§ PROBLEM STATEMENT
A verbatim copy of the listing is needed; pictures are to be left out.

*** SUPPLIED RECORDS Section Begins ***

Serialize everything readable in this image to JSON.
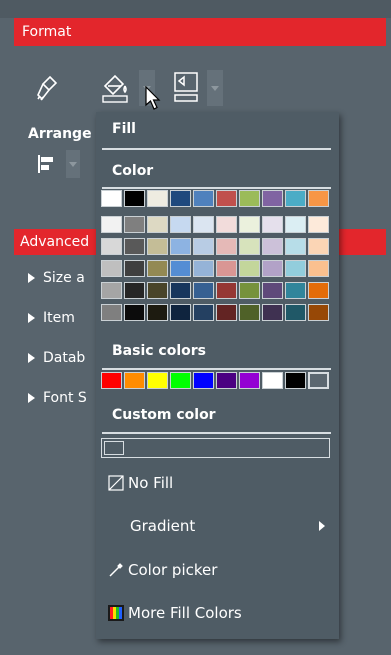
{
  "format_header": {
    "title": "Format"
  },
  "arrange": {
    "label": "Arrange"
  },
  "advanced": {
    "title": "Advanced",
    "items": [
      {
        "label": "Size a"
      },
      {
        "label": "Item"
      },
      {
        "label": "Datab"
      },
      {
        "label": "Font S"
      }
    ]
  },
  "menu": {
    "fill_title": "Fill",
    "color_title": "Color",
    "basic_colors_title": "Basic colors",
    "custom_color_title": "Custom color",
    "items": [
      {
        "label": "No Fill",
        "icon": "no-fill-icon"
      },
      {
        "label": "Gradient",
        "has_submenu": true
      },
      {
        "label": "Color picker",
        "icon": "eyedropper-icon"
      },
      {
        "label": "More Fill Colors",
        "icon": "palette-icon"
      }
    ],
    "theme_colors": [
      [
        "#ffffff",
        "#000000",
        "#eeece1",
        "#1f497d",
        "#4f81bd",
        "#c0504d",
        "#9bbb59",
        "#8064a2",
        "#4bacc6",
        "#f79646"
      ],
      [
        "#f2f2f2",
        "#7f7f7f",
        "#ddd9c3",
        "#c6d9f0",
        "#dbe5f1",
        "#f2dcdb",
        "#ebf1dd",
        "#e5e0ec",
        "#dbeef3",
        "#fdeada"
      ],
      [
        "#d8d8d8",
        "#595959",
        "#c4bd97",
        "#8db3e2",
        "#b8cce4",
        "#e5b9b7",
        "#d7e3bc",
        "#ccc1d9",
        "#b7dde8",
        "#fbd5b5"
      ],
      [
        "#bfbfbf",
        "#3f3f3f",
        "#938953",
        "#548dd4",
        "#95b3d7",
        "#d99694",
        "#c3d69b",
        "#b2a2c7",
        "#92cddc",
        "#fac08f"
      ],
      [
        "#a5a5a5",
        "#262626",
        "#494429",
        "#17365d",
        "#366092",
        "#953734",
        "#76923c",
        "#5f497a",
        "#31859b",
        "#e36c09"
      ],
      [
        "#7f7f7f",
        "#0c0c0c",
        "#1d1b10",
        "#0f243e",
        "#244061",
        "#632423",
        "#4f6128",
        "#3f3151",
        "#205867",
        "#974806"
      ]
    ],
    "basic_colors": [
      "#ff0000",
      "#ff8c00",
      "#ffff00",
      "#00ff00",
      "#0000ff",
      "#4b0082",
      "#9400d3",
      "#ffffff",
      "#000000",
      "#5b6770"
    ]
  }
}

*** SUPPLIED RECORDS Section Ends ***

§ FINAL ANSWER
Serialize everything readable in this image to JSON.
{
  "format_header": {
    "title": "Format"
  },
  "arrange": {
    "label": "Arrange"
  },
  "advanced": {
    "title": "Advanced",
    "items": [
      {
        "label": "Size a"
      },
      {
        "label": "Item"
      },
      {
        "label": "Datab"
      },
      {
        "label": "Font S"
      }
    ]
  },
  "menu": {
    "fill_title": "Fill",
    "color_title": "Color",
    "basic_colors_title": "Basic colors",
    "custom_color_title": "Custom color",
    "items": [
      {
        "label": "No Fill",
        "icon": "no-fill-icon"
      },
      {
        "label": "Gradient",
        "has_submenu": true
      },
      {
        "label": "Color picker",
        "icon": "eyedropper-icon"
      },
      {
        "label": "More Fill Colors",
        "icon": "palette-icon"
      }
    ],
    "theme_colors": [
      [
        "#ffffff",
        "#000000",
        "#eeece1",
        "#1f497d",
        "#4f81bd",
        "#c0504d",
        "#9bbb59",
        "#8064a2",
        "#4bacc6",
        "#f79646"
      ],
      [
        "#f2f2f2",
        "#7f7f7f",
        "#ddd9c3",
        "#c6d9f0",
        "#dbe5f1",
        "#f2dcdb",
        "#ebf1dd",
        "#e5e0ec",
        "#dbeef3",
        "#fdeada"
      ],
      [
        "#d8d8d8",
        "#595959",
        "#c4bd97",
        "#8db3e2",
        "#b8cce4",
        "#e5b9b7",
        "#d7e3bc",
        "#ccc1d9",
        "#b7dde8",
        "#fbd5b5"
      ],
      [
        "#bfbfbf",
        "#3f3f3f",
        "#938953",
        "#548dd4",
        "#95b3d7",
        "#d99694",
        "#c3d69b",
        "#b2a2c7",
        "#92cddc",
        "#fac08f"
      ],
      [
        "#a5a5a5",
        "#262626",
        "#494429",
        "#17365d",
        "#366092",
        "#953734",
        "#76923c",
        "#5f497a",
        "#31859b",
        "#e36c09"
      ],
      [
        "#7f7f7f",
        "#0c0c0c",
        "#1d1b10",
        "#0f243e",
        "#244061",
        "#632423",
        "#4f6128",
        "#3f3151",
        "#205867",
        "#974806"
      ]
    ],
    "basic_colors": [
      "#ff0000",
      "#ff8c00",
      "#ffff00",
      "#00ff00",
      "#0000ff",
      "#4b0082",
      "#9400d3",
      "#ffffff",
      "#000000",
      "#5b6770"
    ]
  }
}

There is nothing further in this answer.